A huge surge in online shopping during the pandemic has been a savior for retailers, but it comes at a price.
Shoppers are expected to return twice as many items as they did during last year’s holiday period, costing companies roughly $1.1 billion, according to Narvar Inc., a software and technology company that manages online returns for hundreds of brands.
Retailers don’t want the returns, but they do want shoppers who may not feel safe going to stores to be comfortable buying things they haven’t seen or tried on in person. People have been doing so much online buying since March that carriers like UPS and FedEx were already at full capacity before the holiday shopping season.
Online sales just keep soaring. From Nov. 1 through Tuesday, they spiked 32% to $171.6 billion, compared with the year-ago period, according to Adobe Analytics. The massive challenges of shipping COVID-19 vaccines in the weeks and months ahead could put further pressure on the system.
In 2020, Christmas retail sales were forecast to grow to about 755.3 billion U.S. dollars. The amount of money that U.S. consumers plan to spend on gifts has fluctuated year to year.
A survey revealed that 41 percent of Millennial U.S. holiday shoppers planned on researching online before visiting a store in 2017. Black Friday is also the day most Millennials plan to begin their holiday shopping; roughly 50 percent according to a Statista survey.
For millions of people, Black Friday is the time to do some serious Christmas shopping. It is the Friday after Thanksgiving, and it is one of the major shopping days of the year in the United States -falling anywhere between November 23 and 29. While it is not recognized as an official U.S. holiday, many employees have the day off -except those working in retail.

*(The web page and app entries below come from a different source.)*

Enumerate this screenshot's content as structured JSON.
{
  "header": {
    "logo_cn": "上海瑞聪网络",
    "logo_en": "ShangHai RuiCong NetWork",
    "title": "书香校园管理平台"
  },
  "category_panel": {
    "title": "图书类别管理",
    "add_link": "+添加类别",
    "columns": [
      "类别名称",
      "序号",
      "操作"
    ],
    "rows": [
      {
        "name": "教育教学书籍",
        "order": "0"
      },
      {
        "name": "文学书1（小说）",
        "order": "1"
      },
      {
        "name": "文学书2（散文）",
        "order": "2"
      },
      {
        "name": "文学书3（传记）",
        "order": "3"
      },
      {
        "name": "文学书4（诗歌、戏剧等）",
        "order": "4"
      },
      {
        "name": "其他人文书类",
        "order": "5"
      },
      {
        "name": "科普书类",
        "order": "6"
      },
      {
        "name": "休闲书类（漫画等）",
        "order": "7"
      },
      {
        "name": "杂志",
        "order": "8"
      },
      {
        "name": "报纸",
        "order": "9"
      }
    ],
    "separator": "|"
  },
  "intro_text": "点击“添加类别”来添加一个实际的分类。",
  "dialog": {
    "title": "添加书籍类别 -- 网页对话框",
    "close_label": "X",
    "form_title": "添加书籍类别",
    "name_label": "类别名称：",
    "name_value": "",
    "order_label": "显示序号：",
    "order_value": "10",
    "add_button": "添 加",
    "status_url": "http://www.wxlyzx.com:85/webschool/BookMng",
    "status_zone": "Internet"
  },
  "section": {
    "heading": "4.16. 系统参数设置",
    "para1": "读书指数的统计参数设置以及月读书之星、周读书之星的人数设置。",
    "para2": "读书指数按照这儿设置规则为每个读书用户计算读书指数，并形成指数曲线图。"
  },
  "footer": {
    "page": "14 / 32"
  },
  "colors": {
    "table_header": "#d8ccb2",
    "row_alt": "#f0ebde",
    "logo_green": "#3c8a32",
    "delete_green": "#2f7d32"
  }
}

Ever since the start of the modern Macy’s Thanksgiving Day Parade in 1924, the Friday after Thanksgiving has been known as the unofficial start to a bustling holiday shopping season.
This year, Mastercard measured spending over an extended holiday period, from Oct. 11 through Dec. 24, because many retailers started the sales season early to disperse crowds. Within the traditional holiday period from the start of November to Christmas Eve, sales grew 2.4%, according to the report.
Home-related categories, which have been outperforming throughout the pandemic as consumers splurge on their residences, saw the strongest growth. Furniture and furnishings rose 16% and home improvement products gained 14% compared with a year ago. The weakest sectors were apparel and luxury, falling 19% and 21%, respectively.
Department store performance still lagged because of shoppers’ reluctance to visit malls. Total retail sales at department stores fell 10% during the extended season, with modest online spending growth of 3%.